Honors Projects Offer Opportunity to Learn and Apply
Troy Warcewicz ’12 has made service or study trips during his cadetship to Guatemala, Egypt, and Morocco. In each of these places, he noted that many people lack basic necessities taken for granted in the United States.
That got him thinking. Can a cheap and readily available resource, such as sand, be used to provide clean water in developing countries where water itself may be scarce and clean water broadly unavailable?
Warcewicz took this idea to Maj. David Johnstone, assistant professor of civil and environmental engineering, and he assisted as Warcewicz designed an apparatus, a four foot long clear PVC pipe using both sand and sponges as a filtering mechanism. They tested it in a real-world lab – the Maury River.
“We ran it over a two-week period,” said Warcewicz. “The Maury is an awesome sample … because it has a lot of agricultural runoff and coliform – [an indicator of] something people get sick from in water in developing countries.”
The two sampled inflowing and outflowing water every couple of days, testing it for organic and bacterial contamination and turbidity, which is particulates floating in the water. The apparatus worked better on turbidity than on bacteria, and, Johnstone said, more time in a lab, with testing and redesigns, along with the addition of readily available chlorine tablets, might produce a workable device. But for Johnstone and Warcewicz, that really wasn’t the point.
“I think this was an excellent project,” said Johnstone. “It got the student to think outside of the norm. He wasn’t told what to do; he had to apply what he had learned. The different testing parameters – he had to understand how they worked.”
“I learned a whole lot,” confirmed Warcewicz, whose classes have focused more on topics like construction management than on environmental engineering and hydrology. “So I learned a ton just reading up on this stuff and getting down in the lab and learning how to test – what you’re looking for, how [bacterial] colonies grow.”
In addition to learning the necessary biology and soil science, Warcewicz said the project gave him the opportunity to use in the field concepts he has learned over the years in the classroom.
“Water flowing through in class is a simple equation, but in life, not necessarily,” he said. And for every problem he encountered, he had to find a solution. “I either had to go to a book or articles or a professor here.”
Warcewicz was one of 15 cadets in VMI’s Institute Honors program to present a senior thesis during Honors Week, March 23-29.
“The presentations are open to the entire post,” said Col. Rob McDonald, associate dean of the faculty. “We have a really good turnout for them.” Honors cadets must attend two presentations, he said, but many attend more, and faculty from the academic departments and the ROTC units also turn up.
“This year’s class was really phenomenal,” added McDonald. “The quality of the projects that are done for Institute Honors – it’s more than just a nice, long term paper or lab report. Cadets are involved in making new knowledge in their disciplines.”

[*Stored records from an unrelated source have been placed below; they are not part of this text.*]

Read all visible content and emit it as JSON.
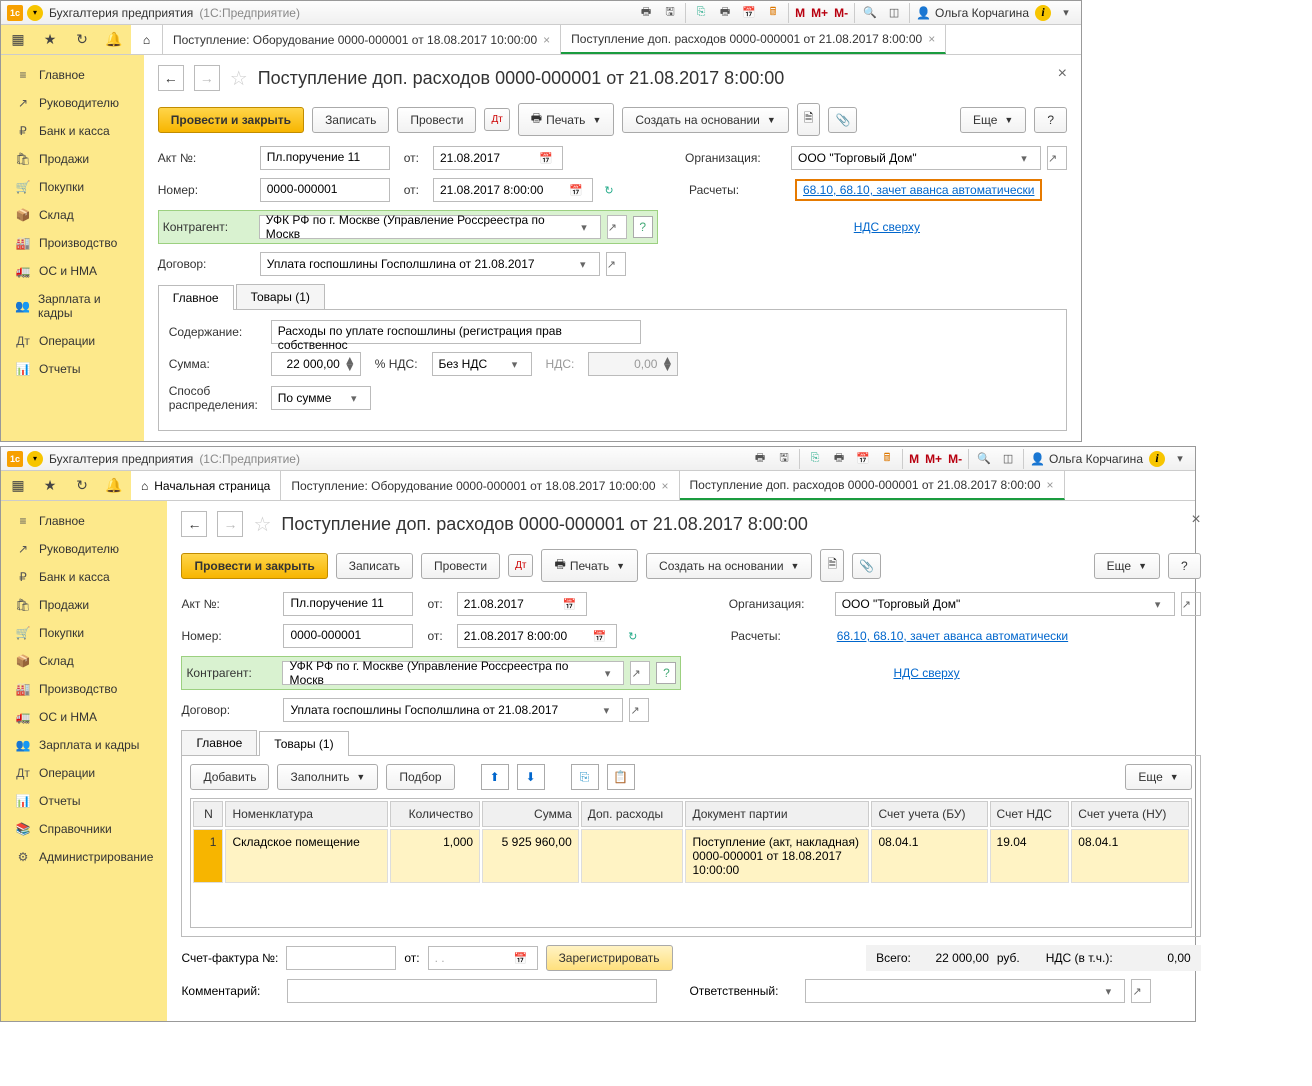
{
  "app": {
    "title": "Бухгалтерия предприятия",
    "subtitle": "(1С:Предприятие)",
    "user": "Ольга Корчагина"
  },
  "sidebar": {
    "items": [
      {
        "icon": "≡",
        "label": "Главное"
      },
      {
        "icon": "↗",
        "label": "Руководителю"
      },
      {
        "icon": "₽",
        "label": "Банк и касса"
      },
      {
        "icon": "🛍",
        "label": "Продажи"
      },
      {
        "icon": "🛒",
        "label": "Покупки"
      },
      {
        "icon": "📦",
        "label": "Склад"
      },
      {
        "icon": "🏭",
        "label": "Производство"
      },
      {
        "icon": "🚛",
        "label": "ОС и НМА"
      },
      {
        "icon": "👥",
        "label": "Зарплата и кадры"
      },
      {
        "icon": "Дт",
        "label": "Операции"
      },
      {
        "icon": "📊",
        "label": "Отчеты"
      },
      {
        "icon": "📚",
        "label": "Справочники"
      },
      {
        "icon": "⚙",
        "label": "Администрирование"
      }
    ]
  },
  "tabs": {
    "home": "Начальная страница",
    "t1": "Поступление: Оборудование 0000-000001 от 18.08.2017 10:00:00",
    "t2": "Поступление доп. расходов 0000-000001 от 21.08.2017 8:00:00"
  },
  "page": {
    "title": "Поступление доп. расходов 0000-000001 от 21.08.2017 8:00:00"
  },
  "toolbar": {
    "post_close": "Провести и закрыть",
    "write": "Записать",
    "post": "Провести",
    "print": "Печать",
    "create_based": "Создать на основании",
    "more": "Еще",
    "help": "?"
  },
  "fields": {
    "act_lbl": "Акт №:",
    "act_val": "Пл.поручение 11",
    "from_lbl": "от:",
    "act_date": "21.08.2017",
    "num_lbl": "Номер:",
    "num_val": "0000-000001",
    "num_date": "21.08.2017  8:00:00",
    "org_lbl": "Организация:",
    "org_val": "ООО \"Торговый Дом\"",
    "calc_lbl": "Расчеты:",
    "calc_link": "68.10, 68.10, зачет аванса автоматически",
    "vat_link": "НДС сверху",
    "contr_lbl": "Контрагент:",
    "contr_val": "УФК РФ по г. Москве (Управление Россреестра по Москв",
    "dog_lbl": "Договор:",
    "dog_val": "Уплата госпошлины Госполшлина от 21.08.2017"
  },
  "inner_tabs": {
    "main": "Главное",
    "goods": "Товары (1)"
  },
  "main_panel": {
    "content_lbl": "Содержание:",
    "content_val": "Расходы по уплате госпошлины (регистрация прав собственнос",
    "sum_lbl": "Сумма:",
    "sum_val": "22 000,00",
    "vat_pct_lbl": "% НДС:",
    "vat_pct_val": "Без НДС",
    "vat_lbl": "НДС:",
    "vat_val": "0,00",
    "distr_lbl": "Способ распределения:",
    "distr_val": "По сумме"
  },
  "goods_panel": {
    "add": "Добавить",
    "fill": "Заполнить",
    "pick": "Подбор",
    "more": "Еще",
    "headers": {
      "n": "N",
      "nom": "Номенклатура",
      "qty": "Количество",
      "sum": "Сумма",
      "ext": "Доп. расходы",
      "doc": "Документ партии",
      "acc_bu": "Счет учета (БУ)",
      "acc_vat": "Счет НДС",
      "acc_nu": "Счет учета (НУ)"
    },
    "row": {
      "n": "1",
      "nom": "Складское помещение",
      "qty": "1,000",
      "sum": "5 925 960,00",
      "ext": "",
      "doc": "Поступление (акт, накладная) 0000-000001 от 18.08.2017 10:00:00",
      "acc_bu": "08.04.1",
      "acc_vat": "19.04",
      "acc_nu": "08.04.1"
    }
  },
  "footer": {
    "sf_lbl": "Счет-фактура №:",
    "from": "от:",
    "date_mask": ".  .",
    "reg": "Зарегистрировать",
    "total_lbl": "Всего:",
    "total_val": "22 000,00",
    "rub": "руб.",
    "vat_incl": "НДС (в т.ч.):",
    "vat_val": "0,00",
    "comment_lbl": "Комментарий:",
    "resp_lbl": "Ответственный:"
  }
}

Those Honors cadets graduating in May will have an opportunity to revise their papers, taking into account questions and comments they received at their presentations. Subcommittees of the Institute Honors program will read every thesis and provide a holistic response to the cadet. The best theses are selected for special awards.
Honors Week was designed to highlight academic excellence across post – offering a special week when cadets could meet the requirement to defend their theses and academic honor societies could hold inductions. The kickoff event is a special faculty lecture.
In this year’s lecture, “The Historian, the Sailor, and the Rickshaw Puller,” Col. Mark Wilkinson, VMI professor of history, told how the course of history was affected by one American sailor stationed in China just following World War II and one resident of Shanghai. He used that story to discuss the work that historians do and the lessons cadets might draw from it, especially those headed overseas for military or civilian careers.
“He took a very particular topic that has been of interest to him in his historical research and he talked to us about it in a way that made us understand why this topic mattered in his discipline,” observed McDonald. “It’s helpful in terms of community, to help everybody understand what we all do. That might be the most impressive thing about that lecture.”
While Honors Week has been in existence for about eight years, the faculty lecture is a relatively new addition. Wilkinson’s talk was just the third in the series.
Approximately 85 cadets are enrolled in the 10-year-old Institute Honors program, which, McDonald said, has experienced a burst of interest in recent years. The program offers cadets a unique opportunity to work closely with faculty mentors.
“Almost more important than selecting the topic of your thesis is choosing your faculty adviser,” said McDonald. “That mentor-mentee relationship can be a very profound experience, in terms of shaping you intellectually, in terms of your work ethics, in terms of shaping you professionally.”